Cape Town: The chief political commentator of a London-based broadsheet and the author of an acclaimed biography of former South African-born cricket icon Basil D’Oliveira, has warned that cricket is being destroyed by an indecent obsession with money.
Speaking ahead of the South African cricket team’s tour of England in 2012, Peter Oborne said he could not understand why the Proteas are being given just three Tests and a couple one-dayers, when it is a well known that both England and South Africa are the two best teams in world cricket right now.

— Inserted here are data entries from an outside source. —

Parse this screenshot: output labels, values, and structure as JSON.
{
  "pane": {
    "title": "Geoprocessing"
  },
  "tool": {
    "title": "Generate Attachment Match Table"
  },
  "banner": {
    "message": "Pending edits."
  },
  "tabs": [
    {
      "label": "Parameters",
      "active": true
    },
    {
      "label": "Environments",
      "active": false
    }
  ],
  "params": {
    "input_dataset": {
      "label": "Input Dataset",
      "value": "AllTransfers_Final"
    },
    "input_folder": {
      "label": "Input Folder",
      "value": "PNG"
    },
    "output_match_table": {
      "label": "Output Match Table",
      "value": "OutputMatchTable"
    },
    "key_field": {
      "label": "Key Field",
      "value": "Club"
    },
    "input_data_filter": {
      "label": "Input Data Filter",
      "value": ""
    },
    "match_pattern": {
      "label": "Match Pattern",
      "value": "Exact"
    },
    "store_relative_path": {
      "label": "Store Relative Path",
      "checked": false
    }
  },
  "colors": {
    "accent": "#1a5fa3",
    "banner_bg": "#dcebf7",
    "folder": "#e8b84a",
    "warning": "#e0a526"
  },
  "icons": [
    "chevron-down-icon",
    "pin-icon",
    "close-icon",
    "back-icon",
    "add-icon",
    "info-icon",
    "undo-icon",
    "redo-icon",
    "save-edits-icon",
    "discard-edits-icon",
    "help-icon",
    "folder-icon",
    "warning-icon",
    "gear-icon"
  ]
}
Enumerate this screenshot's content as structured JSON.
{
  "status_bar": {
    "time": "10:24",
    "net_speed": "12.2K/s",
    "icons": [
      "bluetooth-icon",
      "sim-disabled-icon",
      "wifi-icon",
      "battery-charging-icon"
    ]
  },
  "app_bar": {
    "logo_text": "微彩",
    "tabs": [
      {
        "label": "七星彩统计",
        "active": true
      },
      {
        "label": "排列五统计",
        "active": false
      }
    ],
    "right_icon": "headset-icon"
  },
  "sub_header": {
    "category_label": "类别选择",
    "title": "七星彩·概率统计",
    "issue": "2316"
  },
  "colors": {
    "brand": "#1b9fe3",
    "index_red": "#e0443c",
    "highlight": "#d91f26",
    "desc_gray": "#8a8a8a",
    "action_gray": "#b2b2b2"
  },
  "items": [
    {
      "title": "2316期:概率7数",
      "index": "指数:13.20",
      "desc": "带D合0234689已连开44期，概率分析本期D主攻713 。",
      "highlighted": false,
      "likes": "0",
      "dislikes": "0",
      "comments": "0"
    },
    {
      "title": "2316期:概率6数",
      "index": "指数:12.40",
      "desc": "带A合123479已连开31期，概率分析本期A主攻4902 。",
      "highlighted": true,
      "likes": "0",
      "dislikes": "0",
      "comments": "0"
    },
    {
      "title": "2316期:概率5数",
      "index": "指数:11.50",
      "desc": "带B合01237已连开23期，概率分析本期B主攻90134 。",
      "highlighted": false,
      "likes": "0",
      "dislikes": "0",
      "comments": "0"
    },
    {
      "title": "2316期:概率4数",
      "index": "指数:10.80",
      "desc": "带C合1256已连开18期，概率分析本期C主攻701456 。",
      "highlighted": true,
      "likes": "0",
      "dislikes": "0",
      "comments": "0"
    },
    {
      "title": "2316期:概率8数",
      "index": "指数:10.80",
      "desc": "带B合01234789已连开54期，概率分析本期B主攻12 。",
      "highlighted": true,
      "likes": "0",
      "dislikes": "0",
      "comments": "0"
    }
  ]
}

“Something very valuable has been lost here, and it is easy to see why. The administrators ... are transfixed by only one thing – money,” said Oborne, adding that in the short term, they stand to make a fortune, but in the longer term “are on course to destroy the game of cricket itself”.
Oborne also laments the abbreviated nature of Australia’s recent tour of South Africa.
“It was an utter tragedy ... with evenly-matched sides tied at 1-1, we were surely entitled to look forward to three more contests: thanks to the authorities, there’s no hope of that. Matters are set to get worse. Next summer, this South African team will tour England; it ought to be a brilliant tour, spread over five Tests,” he adds.
“England and South Africa are currently the two best sides in the world and at the end of a sublime summer contest, the winners would have the right to declare themselves world champions. But it is not even clear that the visit of the South Africans is the main event of the summer, which starts off with a three-Test contest (for England) against West Indies, followed by an inexplicable series of one-day games against Australia ... which degrades the significance of the famous Ashes rivalry, Oborne writes.
“South Africa only arrive in July, at which point they will play three hasty Tests, and a string of one-day contests, before scuttling off in the middle of September,” he adds.
“We have destroyed our long-term capital in search of easy money ... administrators have started to treat (Test cricket) with discourtesy bordering on contempt.”
Next year’s three-Test tour will be South Africa’s shortest of England in many years: there were five in 1998 (England won 2-1), five in 2003 (drawn 2-2) and four in 2008 (the Proteas won 2-1).
All of them, needless to say, were extremely close and competitive.